**What to work on**: Pull out every line of the listing below where "index" appears.

**Material shown**:

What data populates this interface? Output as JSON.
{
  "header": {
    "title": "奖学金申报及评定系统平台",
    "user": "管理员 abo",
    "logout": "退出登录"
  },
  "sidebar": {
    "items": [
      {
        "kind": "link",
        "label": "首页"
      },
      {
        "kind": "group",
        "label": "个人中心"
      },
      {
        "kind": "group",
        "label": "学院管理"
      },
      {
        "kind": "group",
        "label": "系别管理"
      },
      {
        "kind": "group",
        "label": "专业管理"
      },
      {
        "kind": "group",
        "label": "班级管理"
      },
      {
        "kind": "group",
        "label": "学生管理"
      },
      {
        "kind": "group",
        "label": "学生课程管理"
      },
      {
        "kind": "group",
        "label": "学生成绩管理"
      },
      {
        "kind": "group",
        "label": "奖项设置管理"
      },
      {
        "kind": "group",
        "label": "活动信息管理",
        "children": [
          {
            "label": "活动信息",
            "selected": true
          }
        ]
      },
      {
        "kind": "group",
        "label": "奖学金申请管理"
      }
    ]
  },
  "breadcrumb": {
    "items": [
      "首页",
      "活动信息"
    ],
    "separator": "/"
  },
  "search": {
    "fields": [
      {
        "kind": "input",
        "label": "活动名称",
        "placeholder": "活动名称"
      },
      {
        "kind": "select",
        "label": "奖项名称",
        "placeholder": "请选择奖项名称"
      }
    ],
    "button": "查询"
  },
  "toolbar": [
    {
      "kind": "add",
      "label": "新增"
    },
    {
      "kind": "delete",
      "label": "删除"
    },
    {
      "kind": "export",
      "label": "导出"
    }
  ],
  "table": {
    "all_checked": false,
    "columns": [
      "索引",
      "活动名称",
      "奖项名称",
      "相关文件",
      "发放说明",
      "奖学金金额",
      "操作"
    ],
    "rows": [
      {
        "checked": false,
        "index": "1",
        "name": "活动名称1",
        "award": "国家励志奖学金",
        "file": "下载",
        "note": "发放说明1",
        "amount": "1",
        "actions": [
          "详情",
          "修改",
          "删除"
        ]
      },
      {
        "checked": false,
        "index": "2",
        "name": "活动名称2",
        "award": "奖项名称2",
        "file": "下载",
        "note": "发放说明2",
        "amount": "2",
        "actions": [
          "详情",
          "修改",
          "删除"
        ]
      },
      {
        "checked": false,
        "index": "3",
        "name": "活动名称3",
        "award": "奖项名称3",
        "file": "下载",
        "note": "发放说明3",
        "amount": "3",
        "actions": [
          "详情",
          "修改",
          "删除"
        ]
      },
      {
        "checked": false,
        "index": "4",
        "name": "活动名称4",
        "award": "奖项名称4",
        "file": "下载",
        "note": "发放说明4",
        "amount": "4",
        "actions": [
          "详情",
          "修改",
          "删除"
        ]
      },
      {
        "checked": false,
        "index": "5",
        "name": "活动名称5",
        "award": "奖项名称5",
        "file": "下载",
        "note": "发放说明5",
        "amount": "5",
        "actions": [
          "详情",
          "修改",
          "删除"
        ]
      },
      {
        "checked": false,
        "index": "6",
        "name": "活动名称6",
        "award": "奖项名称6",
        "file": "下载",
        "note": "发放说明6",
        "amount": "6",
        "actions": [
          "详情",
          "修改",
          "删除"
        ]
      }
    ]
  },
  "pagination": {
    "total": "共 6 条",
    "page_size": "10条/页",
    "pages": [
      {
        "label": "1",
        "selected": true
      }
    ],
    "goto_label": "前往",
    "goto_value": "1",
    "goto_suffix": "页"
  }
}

**Your response**:
        "index": "1",
        "index": "2",
        "index": "3",
        "index": "4",
        "index": "5",
        "index": "6",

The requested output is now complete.